#### [WHAT YOU ARE ASKED TO DO]
Collect each line of the entries that holds the string "selected".

#### [RAW DATA]
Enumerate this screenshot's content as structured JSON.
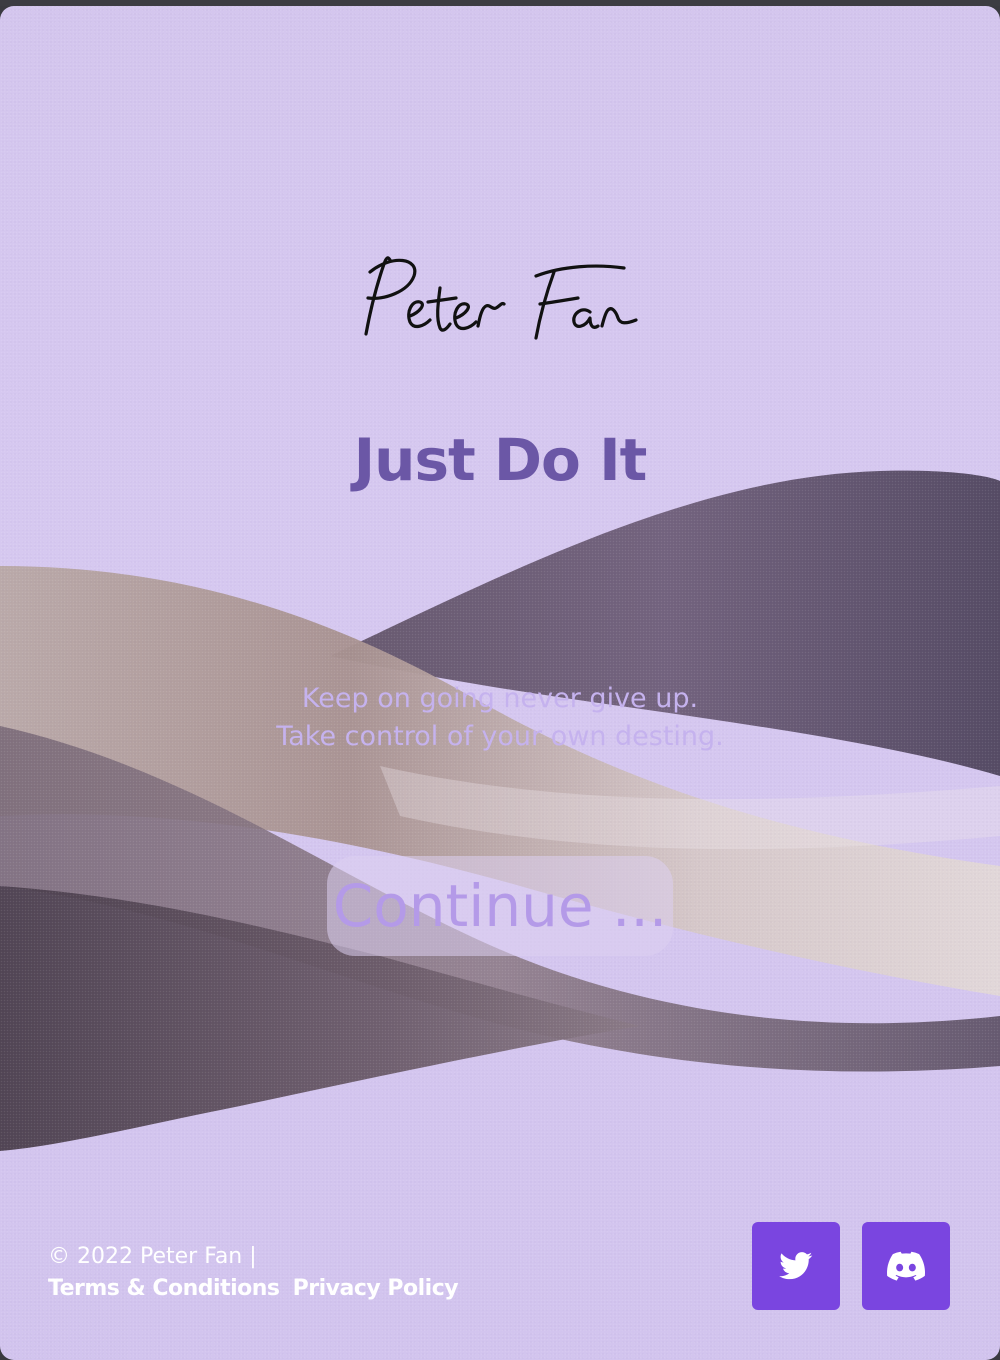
{
  "brand": {
    "logo_text": "Peter Fan"
  },
  "hero": {
    "headline": "Just Do It",
    "tagline_line1": "Keep on going never give up.",
    "tagline_line2": "Take control of your own desting.",
    "continue_label": "Continue ..."
  },
  "footer": {
    "copyright": "© 2022 Peter Fan  |",
    "links": [
      {
        "label": "Terms & Conditions"
      },
      {
        "label": "Privacy Policy"
      }
    ],
    "social": [
      {
        "icon": "twitter-icon"
      },
      {
        "icon": "discord-icon"
      }
    ]
  },
  "colors": {
    "background": "#d4c6ee",
    "headline": "#6b57a6",
    "tagline": "#c5b2ee",
    "social_button": "#7a45e0",
    "footer_text": "#ffffff"
  }
}
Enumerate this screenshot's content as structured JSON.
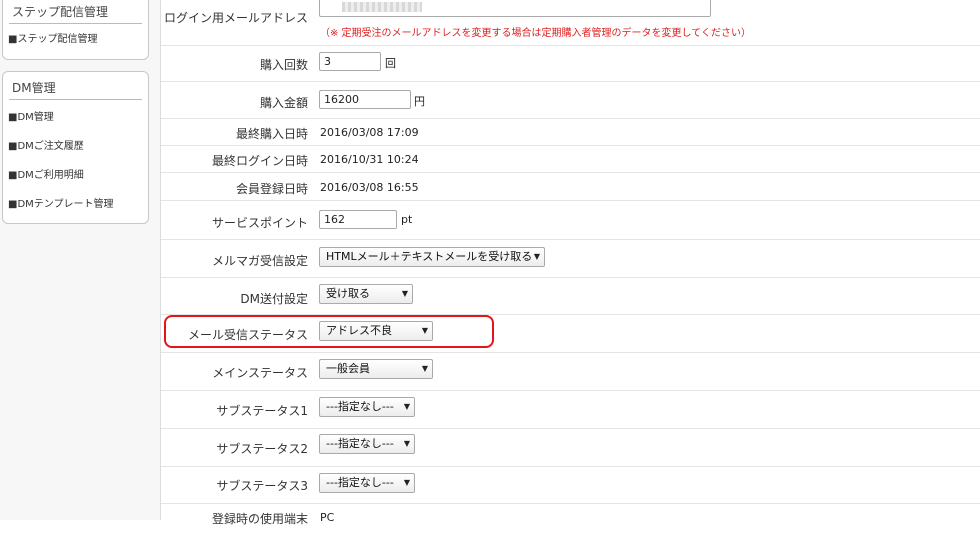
{
  "sidebar": {
    "step_panel": {
      "heading": "ステップ配信管理",
      "links": [
        "■ステップ配信管理"
      ]
    },
    "dm_panel": {
      "heading": "DM管理",
      "links": [
        "■DM管理",
        "■DMご注文履歴",
        "■DMご利用明細",
        "■DMテンプレート管理"
      ]
    }
  },
  "form": {
    "login_email": {
      "label": "ログイン用メールアドレス",
      "note": "（※ 定期受注のメールアドレスを変更する場合は定期購入者管理のデータを変更してください）"
    },
    "purchase_count": {
      "label": "購入回数",
      "value": "3",
      "unit": "回"
    },
    "purchase_amount": {
      "label": "購入金額",
      "value": "16200",
      "unit": "円"
    },
    "last_purchase": {
      "label": "最終購入日時",
      "value": "2016/03/08 17:09"
    },
    "last_login": {
      "label": "最終ログイン日時",
      "value": "2016/10/31 10:24"
    },
    "registered": {
      "label": "会員登録日時",
      "value": "2016/03/08 16:55"
    },
    "service_point": {
      "label": "サービスポイント",
      "value": "162",
      "unit": "pt"
    },
    "mailmag": {
      "label": "メルマガ受信設定",
      "selected": "HTMLメール＋テキストメールを受け取る"
    },
    "dm_send": {
      "label": "DM送付設定",
      "selected": "受け取る"
    },
    "mail_status": {
      "label": "メール受信ステータス",
      "selected": "アドレス不良"
    },
    "main_status": {
      "label": "メインステータス",
      "selected": "一般会員"
    },
    "sub_status1": {
      "label": "サブステータス1",
      "selected": "---指定なし---"
    },
    "sub_status2": {
      "label": "サブステータス2",
      "selected": "---指定なし---"
    },
    "sub_status3": {
      "label": "サブステータス3",
      "selected": "---指定なし---"
    },
    "device": {
      "label": "登録時の使用端末",
      "value": "PC"
    }
  },
  "highlight_color": "#e3141a"
}
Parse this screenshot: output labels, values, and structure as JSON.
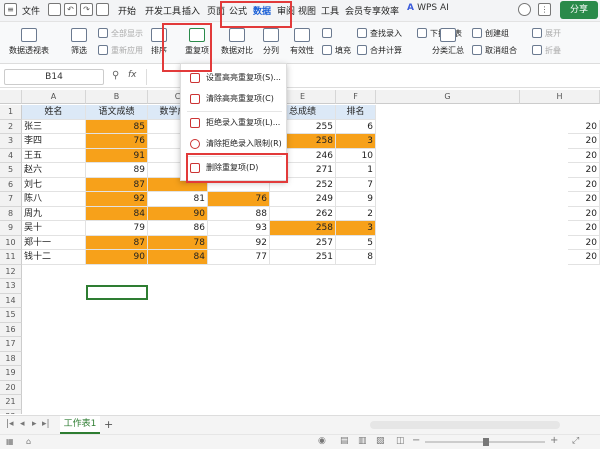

#### [REPLY TO THE EXERCISE]
      "selected": "HTMLメール＋テキストメールを受け取る"
      "selected": "受け取る"
      "selected": "アドレス不良"
      "selected": "一般会員"
      "selected": "---指定なし---"
      "selected": "---指定なし---"
      "selected": "---指定なし---"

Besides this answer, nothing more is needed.